Multiple attempts at mastery
Because students learn at different rates, some might not perform well on the summative assessment. However, this does not mean that students cannot master the content or skill; they might just need more time. Teachers should give students another chance to demonstrate mastery without being penalized (e.g., deducting points for a second attempt). Teachers should give students full credit if they master the content on subsequent attempts.
Because students learn in different ways, some require more supports to successfully learn content or a skill and to demonstrate their knowledge. If teachers provide supports (e.g., graphic organizers) to help students master the material, they should also provide these same supports when students are being assessed (without adjusting the grade).
Extra credit or bonus points
Assignments or tests evaluate students’ mastery of specific content or skills. Although typically not recommended in a differentiated classroom, if a teacher awards extra credit or bonus points, they should only be awarded if the extra credit assignment or bonus activity assesses this same content.
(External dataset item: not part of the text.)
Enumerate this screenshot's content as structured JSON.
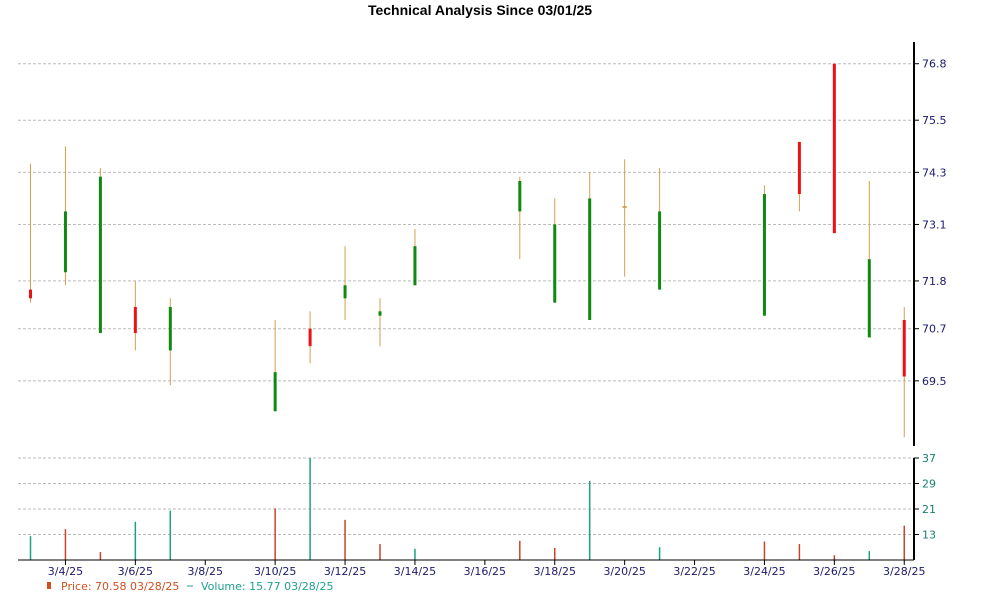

If extra credit assignment or bonus point items are unrelated, students’ grades will be inflated and not an accurate reflection of mastery.
When cooperative learning (Instructional arrangement in which heterogeneous (mixed-ability) groups are employed as a method of maximizing the learning of everyone in those groups; also helps students to develop social skills and has been demonstrated to yield especially favorable results for students in at-risk groups, such as those with learning disabilities.) activities are used to teach students about a topic, the teacher should not grade this activity. Teachers should avoid assigning a single grade to all of the students who work together on a group project because such grades will not reflect an individual student’s mastery of the topic at hand.
Traditionally, teachers record a zero for students who do not turn in an assignment. Even for students who generally receive good grades, a single zero can significantly lower their overall average. This is also true for students who receive a very low grade on a test or assignment (e.g., 20%). Some teachers who differentiate instruction record a grade that will indicate that the students are not proficient in a given topic (e.g., 50% or 60%) without skewing the student’s overall grade average.